The drop in sales from 2007 to 2009 came to about 27.5 percent, according to the study.
Professor Jerome Agrusa said he gathered sales figures from most restaurants for Halloween day and made estimates for other restaurants that did not participate in the study.
The impact of Halloween varied by restaurant, he said.
One restaurant tallied $34,000 in gross sales on Halloween, while it normally has sales of $20,000 on an average day. Another restaurant had $25,000 to $30,000 in sales when it usually does only $4,000 in a day.
Halloween also helps restaurant employees on Front Street, many of whom can earn five to seven times more in tips on that one day, he said.
"They wait all year for that day," Agrusa said.
In July 2008, the Cultural Resources Commission denied permits for the LahainaTown Action Committee to sponsor Halloween events in the historic district, with panel members saying the party atmosphere and risque costumes were culturally insensitive to the area that was once the seat of the Hawaiian monarchy. The action meant the end to the closure of Front Street, an adult costume contest, vendor booths and portable toilets set up to handle the tens of thousands of visitors to the event.
The study also found that in 2007, $2,795,121 in sales was generated; in 2008, $2,820,230; and in 2009, $2,607,538.
Agrusa said there were more hotel rooms in West Maui in 2008 than in 2007, and hotel rooms had not yet been discounted to attract visitors being lost because of the recession. So, hotel revenue in 2008 was higher than 2007.
However, by 2009, room discounting was occurring and hotel room occupancies had dropped compared with 2007 and 2008. Room occupancy rates for Halloween were high, though, in all three years for Halloween day.
West Maui hotels were at 96 percent occupancy in 2007, 93 percent in 2008 and 91.2 percent in 2009, according to the study.
The study was commissioned by the North Beach West Maui Benefit Fund because the organization determined that the community discussion about Halloween festivities on Front Street has "lacked comprehensive, objective economic benefit data."
"The board believed it was important to get objective economic data on the Halloween event," said fund spokesman Lance Collins. "It is impossible to have a reasonable discussion without all the facts."
The nonprofit group, set up for community education and benefit on the west side, may forward the study to the county Planning Department, but no formal decision has been made yet, Collins said. And no decision has been made by the group on whether to present the study to the Cultural Resources Commission, he said.
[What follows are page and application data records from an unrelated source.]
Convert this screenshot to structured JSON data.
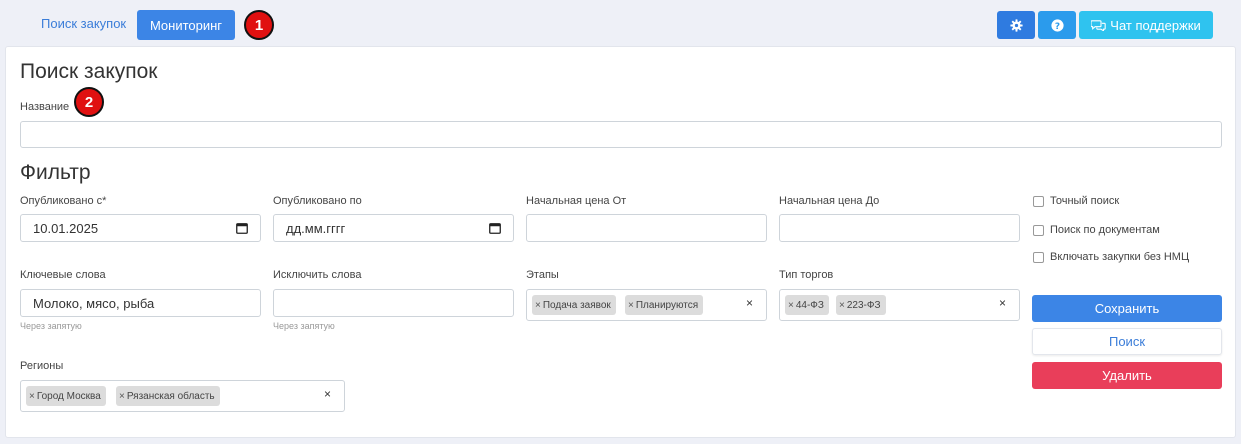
{
  "nav": {
    "search_link": "Поиск закупок",
    "monitoring_button": "Мониторинг",
    "marker1": "1",
    "marker2": "2"
  },
  "toolbar": {
    "settings_icon": "gear-icon",
    "help_icon": "question-icon",
    "chat_label": "Чат поддержки"
  },
  "page": {
    "title": "Поиск закупок",
    "name_label": "Название",
    "name_value": "",
    "filter_title": "Фильтр"
  },
  "filters": {
    "published_from_label": "Опубликовано с*",
    "published_from_value": "10.01.2025",
    "published_to_label": "Опубликовано по",
    "published_to_value": "дд.мм.гггг",
    "price_from_label": "Начальная цена От",
    "price_from_value": "",
    "price_to_label": "Начальная цена До",
    "price_to_value": "",
    "keywords_label": "Ключевые слова",
    "keywords_value": "Молоко, мясо, рыба",
    "keywords_hint": "Через запятую",
    "exclude_label": "Исключить слова",
    "exclude_value": "",
    "exclude_hint": "Через запятую",
    "stages_label": "Этапы",
    "stages_tags": [
      "Подача заявок",
      "Планируются"
    ],
    "trade_type_label": "Тип торгов",
    "trade_type_tags": [
      "44-ФЗ",
      "223-ФЗ"
    ],
    "regions_label": "Регионы",
    "regions_tags": [
      "Город Москва",
      "Рязанская область"
    ],
    "tag_remove": "×",
    "clear": "×"
  },
  "options": {
    "exact_search": "Точный поиск",
    "doc_search": "Поиск по документам",
    "no_nmc": "Включать закупки без НМЦ"
  },
  "actions": {
    "save": "Сохранить",
    "search": "Поиск",
    "delete": "Удалить"
  }
}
* Brian Perry can be reached at email@example.com.
© Copyright 2010 The Maui News
North Beach West Maui Benefit Fund, Inc.